:: PROBLEM DETAILS ::
Output the listing below verbatim, from its first line to its last.

:: INFORMATION SHOWN ::
------------------------
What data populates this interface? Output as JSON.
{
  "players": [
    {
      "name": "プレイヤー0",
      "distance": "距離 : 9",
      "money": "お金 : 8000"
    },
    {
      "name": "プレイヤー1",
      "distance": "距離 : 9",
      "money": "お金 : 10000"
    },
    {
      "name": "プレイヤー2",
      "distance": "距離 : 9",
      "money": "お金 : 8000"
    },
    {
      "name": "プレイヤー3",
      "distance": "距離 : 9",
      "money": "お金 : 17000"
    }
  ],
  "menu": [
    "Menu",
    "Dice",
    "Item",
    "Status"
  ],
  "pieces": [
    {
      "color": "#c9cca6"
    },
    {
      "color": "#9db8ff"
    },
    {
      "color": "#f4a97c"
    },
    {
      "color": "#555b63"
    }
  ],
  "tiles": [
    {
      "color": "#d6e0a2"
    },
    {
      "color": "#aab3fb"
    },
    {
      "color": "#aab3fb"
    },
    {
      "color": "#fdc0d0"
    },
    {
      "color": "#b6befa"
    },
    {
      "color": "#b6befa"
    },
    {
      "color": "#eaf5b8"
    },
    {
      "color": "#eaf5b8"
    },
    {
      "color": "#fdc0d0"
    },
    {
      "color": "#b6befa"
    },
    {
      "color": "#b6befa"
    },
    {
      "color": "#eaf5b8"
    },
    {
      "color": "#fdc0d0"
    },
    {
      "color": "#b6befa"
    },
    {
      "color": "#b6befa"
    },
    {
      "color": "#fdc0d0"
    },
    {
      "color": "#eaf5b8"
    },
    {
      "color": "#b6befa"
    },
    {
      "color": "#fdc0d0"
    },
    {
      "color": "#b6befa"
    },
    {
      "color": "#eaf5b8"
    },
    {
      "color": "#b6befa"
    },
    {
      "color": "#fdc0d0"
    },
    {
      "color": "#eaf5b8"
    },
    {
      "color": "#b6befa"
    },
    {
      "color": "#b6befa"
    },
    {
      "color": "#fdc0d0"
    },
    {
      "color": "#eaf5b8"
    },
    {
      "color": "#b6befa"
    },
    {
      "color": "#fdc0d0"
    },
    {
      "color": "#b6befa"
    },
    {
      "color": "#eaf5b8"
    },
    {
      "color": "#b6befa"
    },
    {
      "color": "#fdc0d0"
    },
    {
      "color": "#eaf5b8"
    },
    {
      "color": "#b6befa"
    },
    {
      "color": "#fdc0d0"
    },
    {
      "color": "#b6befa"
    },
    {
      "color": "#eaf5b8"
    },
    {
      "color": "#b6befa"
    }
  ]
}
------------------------
:: TASK RESPONSE ::
What data populates this interface? Output as JSON.
{
  "players": [
    {
      "name": "プレイヤー0",
      "distance": "距離 : 9",
      "money": "お金 : 8000"
    },
    {
      "name": "プレイヤー1",
      "distance": "距離 : 9",
      "money": "お金 : 10000"
    },
    {
      "name": "プレイヤー2",
      "distance": "距離 : 9",
      "money": "お金 : 8000"
    },
    {
      "name": "プレイヤー3",
      "distance": "距離 : 9",
      "money": "お金 : 17000"
    }
  ],
  "menu": [
    "Menu",
    "Dice",
    "Item",
    "Status"
  ],
  "pieces": [
    {
      "color": "#c9cca6"
    },
    {
      "color": "#9db8ff"
    },
    {
      "color": "#f4a97c"
    },
    {
      "color": "#555b63"
    }
  ],
  "tiles": [
    {
      "color": "#d6e0a2"
    },
    {
      "color": "#aab3fb"
    },
    {
      "color": "#aab3fb"
    },
    {
      "color": "#fdc0d0"
    },
    {
      "color": "#b6befa"
    },
    {
      "color": "#b6befa"
    },
    {
      "color": "#eaf5b8"
    },
    {
      "color": "#eaf5b8"
    },
    {
      "color": "#fdc0d0"
    },
    {
      "color": "#b6befa"
    },
    {
      "color": "#b6befa"
    },
    {
      "color": "#eaf5b8"
    },
    {
      "color": "#fdc0d0"
    },
    {
      "color": "#b6befa"
    },
    {
      "color": "#b6befa"
    },
    {
      "color": "#fdc0d0"
    },
    {
      "color": "#eaf5b8"
    },
    {
      "color": "#b6befa"
    },
    {
      "color": "#fdc0d0"
    },
    {
      "color": "#b6befa"
    },
    {
      "color": "#eaf5b8"
    },
    {
      "color": "#b6befa"
    },
    {
      "color": "#fdc0d0"
    },
    {
      "color": "#eaf5b8"
    },
    {
      "color": "#b6befa"
    },
    {
      "color": "#b6befa"
    },
    {
      "color": "#fdc0d0"
    },
    {
      "color": "#eaf5b8"
    },
    {
      "color": "#b6befa"
    },
    {
      "color": "#fdc0d0"
    },
    {
      "color": "#b6befa"
    },
    {
      "color": "#eaf5b8"
    },
    {
      "color": "#b6befa"
    },
    {
      "color": "#fdc0d0"
    },
    {
      "color": "#eaf5b8"
    },
    {
      "color": "#b6befa"
    },
    {
      "color": "#fdc0d0"
    },
    {
      "color": "#b6befa"
    },
    {
      "color": "#eaf5b8"
    },
    {
      "color": "#b6befa"
    }
  ]
}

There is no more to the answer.